Meanwhile, hundreds of undocumented aliens pour into the United States each day, from who-knows-where, for who-knows-what reasons, carrying who-knows-what contraband.  Most are simply poor and uneducated and seek to come to a place of affluence.  They are not scrutinized, almost welcomed into the country, and recruited to claim their “entitlements” from the American taxpayers, settling into sub-cultures that continue to divide society.  Most remain in the country permanently to bear or father children who will be financial wards of the American taxpayer.  The social and economic costs are enormous.  Progressive politicians seem to favor open borders, almost as if they wish to profoundly change the country according to their vision, through a flood of illegal immigrants.  Progressive religious leaders seem to be in favor of this as well.

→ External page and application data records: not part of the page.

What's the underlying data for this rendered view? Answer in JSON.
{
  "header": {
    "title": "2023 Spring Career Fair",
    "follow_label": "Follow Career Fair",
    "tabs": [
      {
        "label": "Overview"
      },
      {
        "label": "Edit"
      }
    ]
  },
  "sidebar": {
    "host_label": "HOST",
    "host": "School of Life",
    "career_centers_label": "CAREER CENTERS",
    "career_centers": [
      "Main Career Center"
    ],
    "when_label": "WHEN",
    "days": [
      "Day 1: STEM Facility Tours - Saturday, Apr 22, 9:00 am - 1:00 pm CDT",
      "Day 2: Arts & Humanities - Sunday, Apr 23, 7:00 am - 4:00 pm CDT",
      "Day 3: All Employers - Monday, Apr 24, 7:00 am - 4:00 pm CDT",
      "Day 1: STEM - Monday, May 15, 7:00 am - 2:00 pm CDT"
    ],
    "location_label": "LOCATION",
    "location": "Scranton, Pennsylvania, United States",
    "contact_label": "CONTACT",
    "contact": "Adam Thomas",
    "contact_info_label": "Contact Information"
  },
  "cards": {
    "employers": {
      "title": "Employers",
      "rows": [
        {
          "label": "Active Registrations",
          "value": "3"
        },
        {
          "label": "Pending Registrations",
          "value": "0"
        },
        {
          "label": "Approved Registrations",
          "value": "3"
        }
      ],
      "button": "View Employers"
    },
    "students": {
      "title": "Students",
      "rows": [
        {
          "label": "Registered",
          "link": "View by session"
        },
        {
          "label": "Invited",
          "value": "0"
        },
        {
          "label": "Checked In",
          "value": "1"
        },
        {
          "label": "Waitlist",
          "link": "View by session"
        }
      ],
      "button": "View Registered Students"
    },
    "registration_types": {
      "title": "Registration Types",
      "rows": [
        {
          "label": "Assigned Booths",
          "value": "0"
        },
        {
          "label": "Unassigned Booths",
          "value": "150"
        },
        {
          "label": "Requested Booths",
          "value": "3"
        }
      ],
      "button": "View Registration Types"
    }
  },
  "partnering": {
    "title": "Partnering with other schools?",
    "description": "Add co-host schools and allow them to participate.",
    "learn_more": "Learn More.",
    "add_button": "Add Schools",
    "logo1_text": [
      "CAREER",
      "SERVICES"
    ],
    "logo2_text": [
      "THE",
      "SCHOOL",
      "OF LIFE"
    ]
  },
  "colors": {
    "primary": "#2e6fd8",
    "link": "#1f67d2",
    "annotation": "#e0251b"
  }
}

Something is not right here.

                                                                          

There is no illegal immigration into the Eternal Kingdom of God.  All who enter God’s kingdom are immigrants.  No one is born a citizen, and entrance into eternal life is not universal.  All who enter into God’s kingdom must submit to the One who is Sovereign over that Kingdom and enter in by the manner He has proscribed.  Jesus said, recorded in John 14:6, “I am the way, the truth, and the life. No one comes to the Father except through Me.”  The body of Scripture affirms this.  Peter spoke, as recorded in Acts 4:12, “Nor is there salvation in any other, for there is no other name under heaven given among men by which we must be saved.”  Romans 3 spells out the necessity of faith and repentance, predicated by God’s grace, made possible by the atonement that Christ has made for us.  The gospel – the good news of eternal life – is that Jesus has atoned for the sins of all who acknowledge their sin and inability, repent of their sin and call out to God for salvation.  And the Scriptures tell us that He wants us to come.  He seeks us; He has commissioned the church to actively proclaim the gospel and take it to all the world, near and far.  But without the proper “documentation,” if you will, we are not citizens of God’s kingdom and cannot enter into eternal life.  We must enter on His terms.   

The American church is forgetting this message.  There is much talk of God’s love, much about health and happiness and about what He wants to give us in this life.  We hear from liberal churchmen of the universal fatherhood of God but not much of the unique fatherhood of God toward those who believe.  This is a deficient message, leaving out a biblical view of the saving gospel.  The same liberal post-christian religion that seeks to facilitate illegal immigration into the country deceives people into believing that they can enter into an eternal kingdom of God that is without borders, with no entrance requirements.  Increasingly, this message is permeating evangelicalism.

The writer of the New Testament book of Hebrews wrote, in chapter 11,

13 These all died in faith, not having received the promises, but having seen them afar off were assured of them, embraced them and confessed that they were strangers and pilgrims on the earth. 14 For those who say such things declare plainly that they seek a homeland. 15 And truly if they had called to mind that country from which they had come out, they would have had opportunity to return. 16 But now they desire a better, that is, a heavenly country. Therefore God is not ashamed to be called their God, for He has prepared a city for them.